about six feet tall (1.8 m) and three feet (91.5 cm) in diameter, or giant tanks in larger
commercial operations. Dewar flasks are named after their inventor, James Dewar, the man who
first liquefied hydrogen.
The field of cryogenics advanced during World War II when scientists found that metals frozen
to low temperatures showed more resistance to wear. Based on this theory of cryogenic
hardening, the commercial cryogenic processing industry was founded in 1966 by Ed Busch.
With a background in the heat treating industry, Busch founded a company in Detroit called
CryoTech in 1966. Though CryoTech later merged with 300 Below to create the largest and
oldest commercial cryogenics company in the world. They originally experimented with the
possibility of increasing the life of metal tools to anywhere between 200%-400% of the original
life expectancy using cryogenic tempering instead of heat treating. This tempering evolved in the
This article is an edited version of that found at http://en.wikipedia.org/wiki/Cryogenic.
A scale based on absolute zero (like the Kelvin scale) but defines one Rankine degree as equal to one Fahrenheit
degree instead of one Celsius degree.
Acts like a thermos to insulate the super-cooled liquid.
late 1990s into the treatment of other products such as musical instruments (improved sound
quality), baseball bats (greater sweet spot), golf clubs (greater sweet spot), racing engines
(greater performance under stress), firearms (less warping after continuous shooting), knives,
razor blades, brake rotors and even pantyhose.
The theory was based on how heat-treating metal works.
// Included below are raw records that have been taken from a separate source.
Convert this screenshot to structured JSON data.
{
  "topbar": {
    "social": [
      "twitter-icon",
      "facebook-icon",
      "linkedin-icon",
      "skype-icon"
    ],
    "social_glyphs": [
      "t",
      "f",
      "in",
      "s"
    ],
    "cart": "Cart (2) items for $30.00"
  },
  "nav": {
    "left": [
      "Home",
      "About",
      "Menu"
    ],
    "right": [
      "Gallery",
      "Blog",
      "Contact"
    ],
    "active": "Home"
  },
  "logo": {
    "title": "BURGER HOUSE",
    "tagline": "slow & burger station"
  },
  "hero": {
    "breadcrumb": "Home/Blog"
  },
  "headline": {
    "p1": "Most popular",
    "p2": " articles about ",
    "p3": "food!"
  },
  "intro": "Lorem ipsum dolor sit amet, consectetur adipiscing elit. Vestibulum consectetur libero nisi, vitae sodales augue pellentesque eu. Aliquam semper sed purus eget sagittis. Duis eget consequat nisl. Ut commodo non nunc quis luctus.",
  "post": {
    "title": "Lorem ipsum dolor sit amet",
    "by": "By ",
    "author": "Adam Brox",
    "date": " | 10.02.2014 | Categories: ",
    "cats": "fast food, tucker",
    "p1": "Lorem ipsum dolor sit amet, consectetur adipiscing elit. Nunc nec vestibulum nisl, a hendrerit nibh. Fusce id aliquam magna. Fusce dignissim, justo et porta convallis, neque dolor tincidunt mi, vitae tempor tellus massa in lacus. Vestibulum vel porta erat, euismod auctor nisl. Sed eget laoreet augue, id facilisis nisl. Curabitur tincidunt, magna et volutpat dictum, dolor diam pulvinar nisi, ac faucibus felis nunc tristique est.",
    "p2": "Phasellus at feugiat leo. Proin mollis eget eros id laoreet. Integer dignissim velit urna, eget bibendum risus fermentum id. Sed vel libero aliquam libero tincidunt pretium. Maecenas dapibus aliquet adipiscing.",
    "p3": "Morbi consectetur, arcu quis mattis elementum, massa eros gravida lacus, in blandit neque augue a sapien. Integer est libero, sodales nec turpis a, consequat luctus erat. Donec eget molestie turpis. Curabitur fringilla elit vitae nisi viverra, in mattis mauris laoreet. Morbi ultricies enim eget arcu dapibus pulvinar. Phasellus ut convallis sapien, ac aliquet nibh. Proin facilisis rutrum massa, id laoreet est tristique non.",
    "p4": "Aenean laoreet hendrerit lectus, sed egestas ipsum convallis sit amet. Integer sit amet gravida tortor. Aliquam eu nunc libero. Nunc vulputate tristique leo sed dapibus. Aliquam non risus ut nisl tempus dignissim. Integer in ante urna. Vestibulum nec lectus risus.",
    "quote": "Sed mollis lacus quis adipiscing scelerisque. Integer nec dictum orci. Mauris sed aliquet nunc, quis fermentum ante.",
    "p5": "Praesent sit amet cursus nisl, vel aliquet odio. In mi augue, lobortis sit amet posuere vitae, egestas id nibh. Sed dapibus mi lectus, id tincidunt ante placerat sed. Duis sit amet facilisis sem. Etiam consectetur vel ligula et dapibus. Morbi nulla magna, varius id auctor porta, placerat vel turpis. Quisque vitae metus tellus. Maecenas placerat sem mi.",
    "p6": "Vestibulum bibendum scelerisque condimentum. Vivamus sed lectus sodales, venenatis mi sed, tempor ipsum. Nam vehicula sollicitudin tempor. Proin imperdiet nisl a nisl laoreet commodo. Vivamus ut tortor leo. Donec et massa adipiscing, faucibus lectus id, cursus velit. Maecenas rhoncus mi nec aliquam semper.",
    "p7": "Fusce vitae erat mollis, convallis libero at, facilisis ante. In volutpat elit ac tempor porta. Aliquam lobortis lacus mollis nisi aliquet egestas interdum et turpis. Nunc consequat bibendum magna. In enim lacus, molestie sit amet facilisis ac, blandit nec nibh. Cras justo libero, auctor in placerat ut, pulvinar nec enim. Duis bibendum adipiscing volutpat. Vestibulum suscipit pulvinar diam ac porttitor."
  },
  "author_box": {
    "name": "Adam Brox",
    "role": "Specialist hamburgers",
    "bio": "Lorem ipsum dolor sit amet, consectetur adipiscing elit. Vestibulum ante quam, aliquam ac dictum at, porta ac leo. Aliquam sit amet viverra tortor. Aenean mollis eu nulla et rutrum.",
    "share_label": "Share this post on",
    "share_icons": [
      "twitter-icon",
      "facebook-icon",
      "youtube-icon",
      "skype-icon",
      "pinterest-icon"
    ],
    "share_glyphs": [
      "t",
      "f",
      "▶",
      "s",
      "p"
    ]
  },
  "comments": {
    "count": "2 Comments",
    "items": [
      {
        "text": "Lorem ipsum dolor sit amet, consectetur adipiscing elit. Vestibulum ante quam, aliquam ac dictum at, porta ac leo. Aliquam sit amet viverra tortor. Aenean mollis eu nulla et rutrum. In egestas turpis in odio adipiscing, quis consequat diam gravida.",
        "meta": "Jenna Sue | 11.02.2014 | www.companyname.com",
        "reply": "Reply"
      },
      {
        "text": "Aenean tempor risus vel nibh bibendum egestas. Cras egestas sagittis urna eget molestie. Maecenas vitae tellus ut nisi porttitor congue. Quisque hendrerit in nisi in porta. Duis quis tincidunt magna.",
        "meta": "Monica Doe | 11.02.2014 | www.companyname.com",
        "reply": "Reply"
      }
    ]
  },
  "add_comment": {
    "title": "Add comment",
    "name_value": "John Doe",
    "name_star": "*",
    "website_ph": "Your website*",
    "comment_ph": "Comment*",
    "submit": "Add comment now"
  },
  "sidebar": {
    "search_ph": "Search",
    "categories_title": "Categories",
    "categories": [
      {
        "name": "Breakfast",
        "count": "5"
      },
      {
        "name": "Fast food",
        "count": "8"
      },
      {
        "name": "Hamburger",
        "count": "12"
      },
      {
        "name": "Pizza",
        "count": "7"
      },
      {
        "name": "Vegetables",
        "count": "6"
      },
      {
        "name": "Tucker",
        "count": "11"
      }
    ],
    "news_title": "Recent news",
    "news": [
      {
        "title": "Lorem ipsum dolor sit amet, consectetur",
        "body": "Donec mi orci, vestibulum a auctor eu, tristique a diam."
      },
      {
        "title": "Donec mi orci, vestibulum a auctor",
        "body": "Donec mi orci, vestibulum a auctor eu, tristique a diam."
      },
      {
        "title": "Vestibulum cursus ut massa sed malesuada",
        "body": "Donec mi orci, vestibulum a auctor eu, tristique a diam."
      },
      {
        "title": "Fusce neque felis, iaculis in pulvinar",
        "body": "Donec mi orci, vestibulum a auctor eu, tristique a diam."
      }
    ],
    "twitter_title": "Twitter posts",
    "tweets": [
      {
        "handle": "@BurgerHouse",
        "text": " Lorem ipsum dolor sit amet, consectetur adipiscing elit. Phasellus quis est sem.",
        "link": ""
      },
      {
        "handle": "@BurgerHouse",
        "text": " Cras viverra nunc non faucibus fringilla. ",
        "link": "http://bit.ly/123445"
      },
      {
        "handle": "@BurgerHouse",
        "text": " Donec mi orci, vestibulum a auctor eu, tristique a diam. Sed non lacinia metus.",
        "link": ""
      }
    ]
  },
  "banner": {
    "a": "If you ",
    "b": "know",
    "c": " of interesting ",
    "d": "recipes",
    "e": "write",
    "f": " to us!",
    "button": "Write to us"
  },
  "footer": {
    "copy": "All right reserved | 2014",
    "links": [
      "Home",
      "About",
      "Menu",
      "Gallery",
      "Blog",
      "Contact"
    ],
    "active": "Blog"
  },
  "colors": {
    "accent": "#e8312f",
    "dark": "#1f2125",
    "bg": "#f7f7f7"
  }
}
A heat treated metal is cooled from a
very high temperature down to room temperature causing certain strength increases in the
molecular structure to occur. They theorized that continuing the temperature descent would
allow for further strength increases. Using liquid nitrogen, CryoTech formulated the first early
version of the cryogenic processor. Unfortunately for the newly-born industry, the results were
unstable, as components sometimes experienced thermal shock when they were cooled too fast.
Some components in early tests even shattered because of the ultra-low temperatures. In the late
twentieth century, the field improved significantly with the rise of applied research, which used
new controls and technology to create more stable results.
Cryogens, like liquid nitrogen, are further used for specialty chilling and freezing applications.
Some chemical reactions, like those used to produce the active ingredients for the popular statin4
drugs, must occur at low temperatures of approximately -100 °C. Special cryogenic chemical
reactors are used to remove reaction heat and provide a low temperature environment. The
freezing of foods and biotechnology products, like vaccines, requires nitrogen in blast freezing or
immersion freezing systems.
Another use of cryogenics is cryogenic fuels. Cryogenic fuels, mainly oxygen and hydrogen,
have been used as rocket fuels. For example, NASA's workhorse space shuttle uses cryogenic
oxygen and hydrogen fuels as its primary means of getting into orbit, as did all of the rockets
built for the Soviet space program by Sergei Korolev. Russian aircraft manufacturer Tupolev is
currently researching a version of its popular design Tu-154 with a cryogenic fuel system, known
as the Tu-155. The plane uses a fuel referred to as liquefied natural gas or LNG, and made its
first flight in 1989.
A medicine used to manage high cholesterol.